Participating in the latest edition of Round Table
- the fortnightly debate on Cricinfo Talk which comes out on Tuesday - along with Sanjay Manjrekar and Tony Greig, Modi touched on other issues too, including how India's money power has helped the Australian and West Indies cricket boards. But his comments on the ICC's marketing deal are topical as the issue will be discussed in Mumbai later this week.
Last time around, the ICC sold the rights to the Global Cricket Corporation for $532 million; GCC re-sold the rights, mainly to its group companies, Modi pointed out. The highest amount ($208 million) was paid by Sony Television, which wasn't part of the group; the balance, he said, was made up by selling rights at low rates to its group companies. "If you look at the underlying revenues of all other broadcasters it would've been in the excess of a billion dollars. So the ICC actually suffered when they gave it out to one company for an eight-year-period."
As an example he referred to Sky TV which, he said, paid only $30 million for an eight-year deal but made $30 million in the first series. "If you actually looked at the Sky business plan, which I happened to, they were actually going to bid $90 million on their own. But now they didn't have to bid $90 million because the parent company of theirs had bought the rights and they got a share of it."
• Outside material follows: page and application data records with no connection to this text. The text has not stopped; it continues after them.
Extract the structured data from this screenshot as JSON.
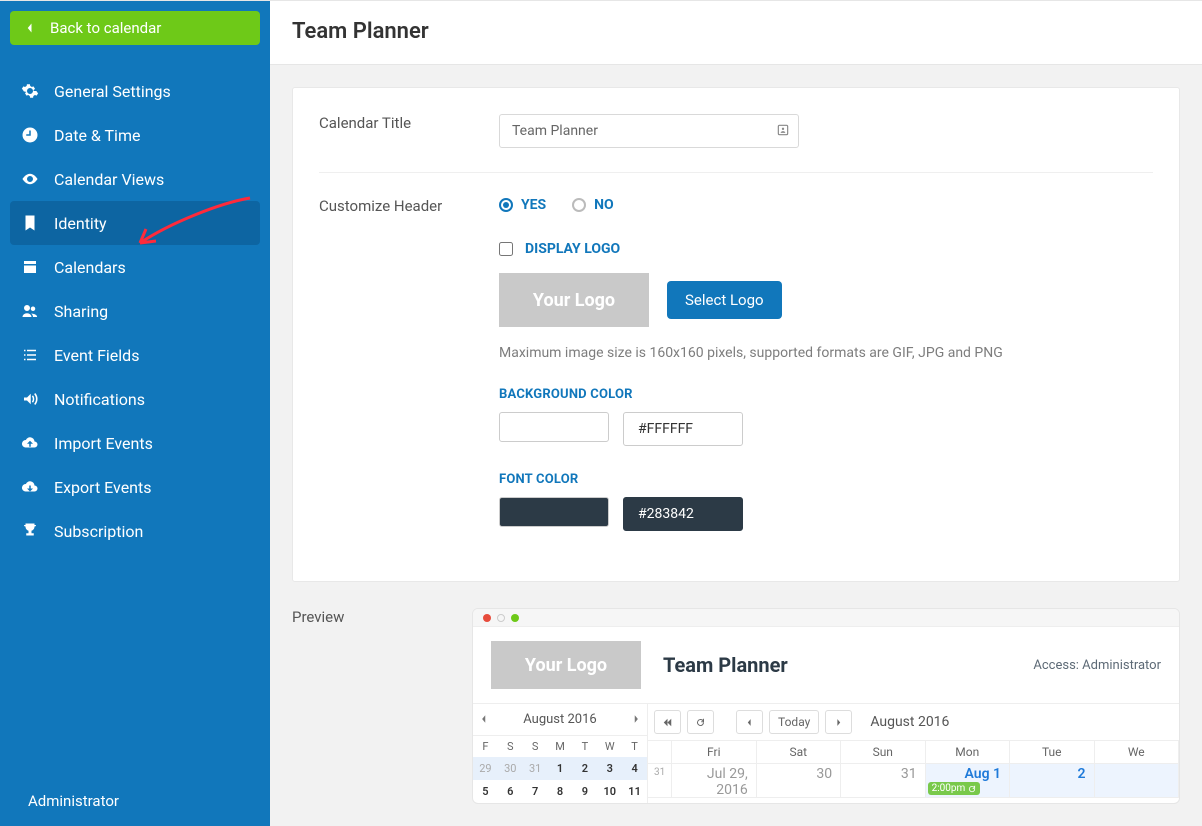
{
  "back_label": "Back to calendar",
  "page_title": "Team Planner",
  "sidebar": {
    "items": [
      {
        "label": "General Settings"
      },
      {
        "label": "Date & Time"
      },
      {
        "label": "Calendar Views"
      },
      {
        "label": "Identity"
      },
      {
        "label": "Calendars"
      },
      {
        "label": "Sharing"
      },
      {
        "label": "Event Fields"
      },
      {
        "label": "Notifications"
      },
      {
        "label": "Import Events"
      },
      {
        "label": "Export Events"
      },
      {
        "label": "Subscription"
      }
    ],
    "footer": "Administrator"
  },
  "form": {
    "calendar_title_label": "Calendar Title",
    "calendar_title_value": "Team Planner",
    "customize_header_label": "Customize Header",
    "yes_label": "YES",
    "no_label": "NO",
    "display_logo_label": "DISPLAY LOGO",
    "your_logo": "Your Logo",
    "select_logo_btn": "Select Logo",
    "logo_hint": "Maximum image size is 160x160 pixels, supported formats are GIF, JPG and PNG",
    "bg_color_label": "BACKGROUND COLOR",
    "bg_color_value": "#FFFFFF",
    "font_color_label": "FONT COLOR",
    "font_color_value": "#283842"
  },
  "preview": {
    "section_label": "Preview",
    "title": "Team Planner",
    "access": "Access: Administrator",
    "month_label": "August 2016",
    "mini_days": [
      "F",
      "S",
      "S",
      "M",
      "T",
      "W",
      "T"
    ],
    "mini_r1": [
      "29",
      "30",
      "31",
      "1",
      "2",
      "3",
      "4"
    ],
    "mini_r2": [
      "5",
      "6",
      "7",
      "8",
      "9",
      "10",
      "11"
    ],
    "today_btn": "Today",
    "week_days": [
      "Fri",
      "Sat",
      "Sun",
      "Mon",
      "Tue",
      "We"
    ],
    "date1": "Jul 29, 2016",
    "d2": "30",
    "d3": "31",
    "d4": "Aug 1",
    "d5": "2",
    "event_time": "2:00pm"
  },
  "colors": {
    "accent": "#1177bb",
    "bg": "#FFFFFF",
    "font": "#283842"
  }
}
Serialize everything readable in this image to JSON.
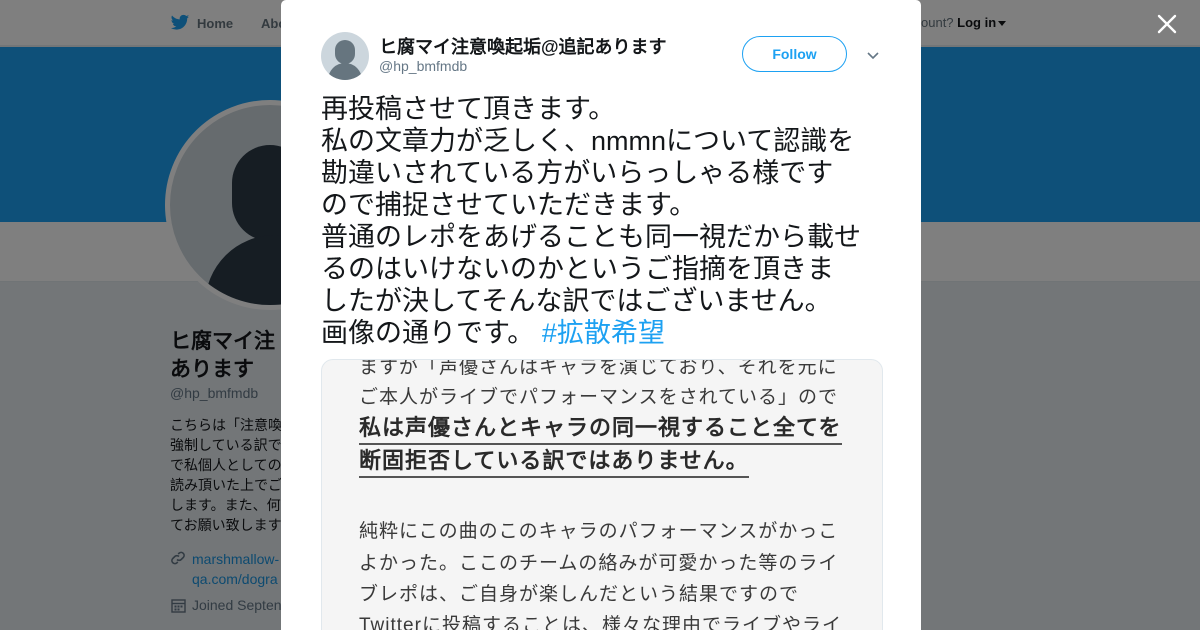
{
  "nav": {
    "home": "Home",
    "about": "Abo",
    "account_prompt": "ount?",
    "login": "Log in"
  },
  "background_profile": {
    "name_line1": "ヒ腐マイ注",
    "name_line2": "あります",
    "handle": "@hp_bmfmdb",
    "bio_lines": [
      "こちらは「注意喚",
      "強制している訳で",
      "で私個人としての",
      "読み頂いた上でご",
      "します。また、何",
      "てお願い致します"
    ],
    "link_line1": "marshmallow-",
    "link_line2": "qa.com/dogra",
    "joined": "Joined Septen"
  },
  "tweet": {
    "author_name": "ヒ腐マイ注意喚起垢@追記あります",
    "author_handle": "@hp_bmfmdb",
    "follow_label": "Follow",
    "text_lines": [
      "再投稿させて頂きます。",
      "私の文章力が乏しく、nmmnについて認識を",
      "勘違いされている方がいらっしゃる様です",
      "ので捕捉させていただきます。",
      "普通のレポをあげることも同一視だから載せ",
      "るのはいけないのかというご指摘を頂きま",
      "したが決してそんな訳ではございません。"
    ],
    "last_line": "画像の通りです。 ",
    "hashtag": "#拡散希望",
    "image_lines": [
      "ますが「声優さんはキャラを演じており、それを元に",
      "ご本人がライブでパフォーマンスをされている」ので",
      "私は声優さんとキャラの同一視すること全てを",
      "断固拒否している訳ではありません。",
      "純粋にこの曲のこのキャラのパフォーマンスがかっこ",
      "よかった。ここのチームの絡みが可愛かった等のライ",
      "ブレポは、ご自身が楽しんだという結果ですので",
      "Twitterに投稿することは、様々な理由でライブやライ"
    ]
  },
  "colors": {
    "accent": "#1da1f2",
    "banner": "#1da1f2",
    "overlay": "rgba(0,0,0,0.5)"
  },
  "icons": {
    "nav_logo": "twitter-bird-icon",
    "close": "close-icon",
    "menu": "chevron-down-icon",
    "link": "link-icon",
    "calendar": "calendar-icon"
  }
}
Another case where the ICC had lost out, Modi said, was the deal surrounding the Champions Trophy. The GCC deal, he explained, was based on a 12-match Champions Trophy format, which is now expanded to 21 games. "Did the ICC get a higher revenue? No."
The BCCI's current stand-off with the ICC revolves around the Members Partnership Agreement, which specifies image and other rights of players and boards, and demands unconditional consent from full members for taking part in ICC events from 2008-2015. The BCCI's contention is that the MPA would affect its interests, and those of the players, for a period of six to nine months; it has sought changes but the ICC has not yet acceded.
The BCCI's stand, Modi said, is that it isn't something being asked for "only in favour of India. What we want is also applicable to other members - a lot of the members haven't seen the problems or haven't hosted a big event to understand the problems."
The solution, he continued, is in the BCCI's bid for the ICC rights. This would not only put more money into world cricket - "We are ready to pay top dollar for it ... our money is as good as anybody else's" - but also allow for an MPA that would be acceptable to all members.
"The ICC is saying that India is demanding things in the MPA which will undermine the ICC's revenue; India is saying 'Sorry. Listen to me. On the one hand we are telling you this is our problem with the MPA because it is better for the game.' And secondly we are ready to bid with those conditions and we will offload it to a broadcaster who'll have no problem dealing with us."